[Goal of the exercise]:
Please retype the entries below exactly as they are written.

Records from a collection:
════════

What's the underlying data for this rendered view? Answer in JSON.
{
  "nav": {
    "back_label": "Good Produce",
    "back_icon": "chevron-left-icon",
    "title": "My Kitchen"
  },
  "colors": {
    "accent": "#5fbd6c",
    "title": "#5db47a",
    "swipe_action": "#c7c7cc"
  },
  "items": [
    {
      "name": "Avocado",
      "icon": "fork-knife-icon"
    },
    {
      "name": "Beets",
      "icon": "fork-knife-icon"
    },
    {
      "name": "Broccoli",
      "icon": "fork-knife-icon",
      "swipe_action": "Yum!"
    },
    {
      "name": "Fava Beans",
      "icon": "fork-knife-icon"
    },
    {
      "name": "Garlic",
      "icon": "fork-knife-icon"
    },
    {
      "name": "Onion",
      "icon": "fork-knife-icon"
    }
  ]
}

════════

[Solution to this task]:
What's the underlying data for this rendered view? Answer in JSON.
{
  "nav": {
    "back_label": "Good Produce",
    "back_icon": "chevron-left-icon",
    "title": "My Kitchen"
  },
  "colors": {
    "accent": "#5fbd6c",
    "title": "#5db47a",
    "swipe_action": "#c7c7cc"
  },
  "items": [
    {
      "name": "Avocado",
      "icon": "fork-knife-icon"
    },
    {
      "name": "Beets",
      "icon": "fork-knife-icon"
    },
    {
      "name": "Broccoli",
      "icon": "fork-knife-icon",
      "swipe_action": "Yum!"
    },
    {
      "name": "Fava Beans",
      "icon": "fork-knife-icon"
    },
    {
      "name": "Garlic",
      "icon": "fork-knife-icon"
    },
    {
      "name": "Onion",
      "icon": "fork-knife-icon"
    }
  ]
}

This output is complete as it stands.